Why do accountancy practices need GDPR support?

Managing Director

Fav thing about the office

Good banter

As a child I wanted to be a ... when I grew up


Guilty Pleasure(s)

Strictly come dancing

Favourite Holiday


If I had a superpower it would be...

Mind Reading

Describe yourself in three words or less

Methodical, Energetic, Reliable

An interesting fact about me

Started “Work” life as an opera singer


Horse riding, fillet steak and a good curry

Favourite Band

…into Classical Music

Karaoke Jam

Desperado- The Eagles

What I do at Q2Q:

My role is to provide the overall direction and “eye on the compass” as to where we, as a team, are heading.

I’m still very much focused on the customer and will often get involved in customer solution discussions. As a techie at heart, I’m regularly seeking to understand industry developments and directional changes that may affect our customers, so we and our customers can remain on the front foot.

Background and Achievements

I started out in an I.T technical department of what was then British Rail, following which I joined a large construction company to re-organise their I.T infrastructure.

I then spent a couple of years as a business systems analyst at P&O Nedlloyd designing, developing and implementing systems within their Bulk and Tank Carrier companies.

In 1999 I was appointed as I.T Manager of SockShop and subsequently as of Head of I.T. at the Tulchan Group, comprising then of 300 stores. Due to a Year 2000 compliance issue, we were required to seek an alternative system, which we were able to more cost effectively write ourselves. This product subsequently became known as RAWHIDE and we later sold this product into a number of other businesses. At the time it was quite cutting edge as all the warehouse function was undertaken using handheld, wireless scanners, rather than the batch scanners that were dominant at the time.

In 2003 The Tulchan Group was acquired by Harris Watson. We were then asked to take responsibility for the I.T. of Viyella Ladies wear and in 2004 the demands of two MD’s and two FD’s (Tulchan Group + Viyella), resulted in the sensible decision to break out of the group and Q2Q was born. This then enabled us to also get involved with a number of other group companies (Harris Watson owned companies) as well as other non-group parties.  At one stage we were managing the I.T for almost 500 stores across a number of businesses.

Today Q2Q retains some of the group customers that we acquired along the way, as well as a substantial number of new and diverse customers in almost all industries including accounting, business development organisations, legal marketing, medical, retail and wholesale.

Hobbies and Interests

Horse riding, running (Jogging), motorbikes, reading any of the Detective Rebus stories.

As you know, personal data processing is a crucial part of day-to-day life for accountancy and tax practitioners. And whilst altering procedures and processes to fit within a new framework is hardly our idea of fun, there are definite advantages to streamlining the personal data you hold on file, refining your methods of acquiring, storing and updating it and improving your security measures.

So, instead of putting it off for even longer, why not make sure you’re preparing yourself and your practice for the GDPR now?

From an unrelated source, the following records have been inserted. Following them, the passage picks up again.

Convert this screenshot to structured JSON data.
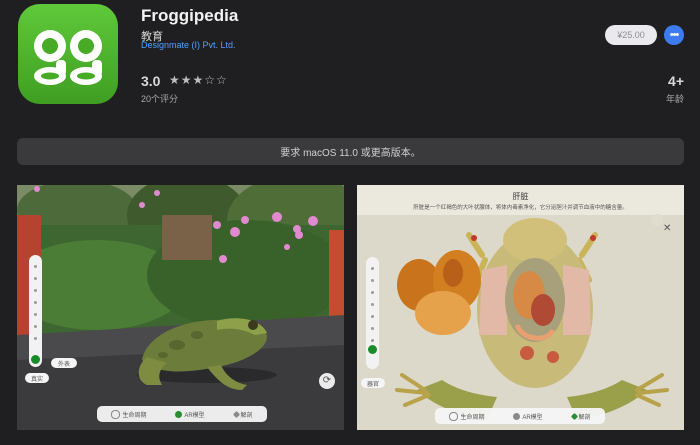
{
  "app": {
    "icon_text": "gg",
    "name": "Froggipedia",
    "category": "教育",
    "developer": "Designmate (I) Pvt. Ltd."
  },
  "actions": {
    "price": "¥25.00",
    "more": "•••"
  },
  "rating": {
    "value": "3.0",
    "stars": "★★★☆☆",
    "count": "20个评分"
  },
  "age": {
    "value": "4+",
    "label": "年龄"
  },
  "requirement": "要求 macOS 11.0 或更高版本。",
  "screenshot1": {
    "pill_top": "外表",
    "pill_bottom": "真实",
    "bar_items": [
      "生命周期",
      "AR模型",
      "解剖"
    ]
  },
  "screenshot2": {
    "organ_title": "肝脏",
    "organ_desc": "肝脏是一个红褐色的大叶状腺体，将体内毒素净化，它分泌胆汁并调节血液中的糖含量。",
    "pill_bottom": "器官",
    "bar_items": [
      "生命周期",
      "AR模型",
      "解剖"
    ]
  },
  "colors": {
    "background": "#1f1f21",
    "accent": "#3d7bf0",
    "icon_green": "#4db52a",
    "link": "#4ea2ff"
  }
}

That way, you can start reaping the benefits of compliance before the laws come into full force.

What data will be covered?

Any personal information that you use within the following will be governed by the GDPR:

·         Practice management systems

·         Compliance systems (personal tax, payroll, accounting and bookkeeping)

·         Working papers (handwritten or computerised)

·         Marketing resources

·         Emails and correspondence (internal and external)

So, where do I start?

There are a number of essential steps to preparing your practice for the changes:

1.       Carry out an audit – Compare your current practices to the GDPR framework and assign a Data Protection Officer (if needed) to take responsibility for your transition.

2.       Start a data register – This will act as the official audit trail should you need to evidence compliance attempts to the Information Commissioners Office (ICO), in the event of an early breach.

3.       Classify your data – Ensure that you’ve located any Personal Identifiable Information (PII) that could be used to directly or indirectly identify someone, and you know where it’s stored, who can access it and how it’s being processed. Once classified, you can work out which data requires the highest levels of protection.

4.       Assess and prioritise – The privacy of the individual is the first priority, so ensure you’re only processing data that you need to. Conduct a Data Protection Impact Assessment (DPIA) of all existing procedures to evaluate data life cycles from start to finish, making sure that you have the means in place to delete data on demand.

5.       Remedy and repeat – Compliance is an ongoing process, not a one-off tick box, so ensure you take the correct steps to remedy any issues that are flagged up and maintain this careful monitoring going forwards.


We can help you every step of the way to becoming GDPR-ready, from acting as your DPO to conducting a DPIA, and managing your entire transition. Give us a bell today to find out more!

Why do accountancy practices need GDPR support?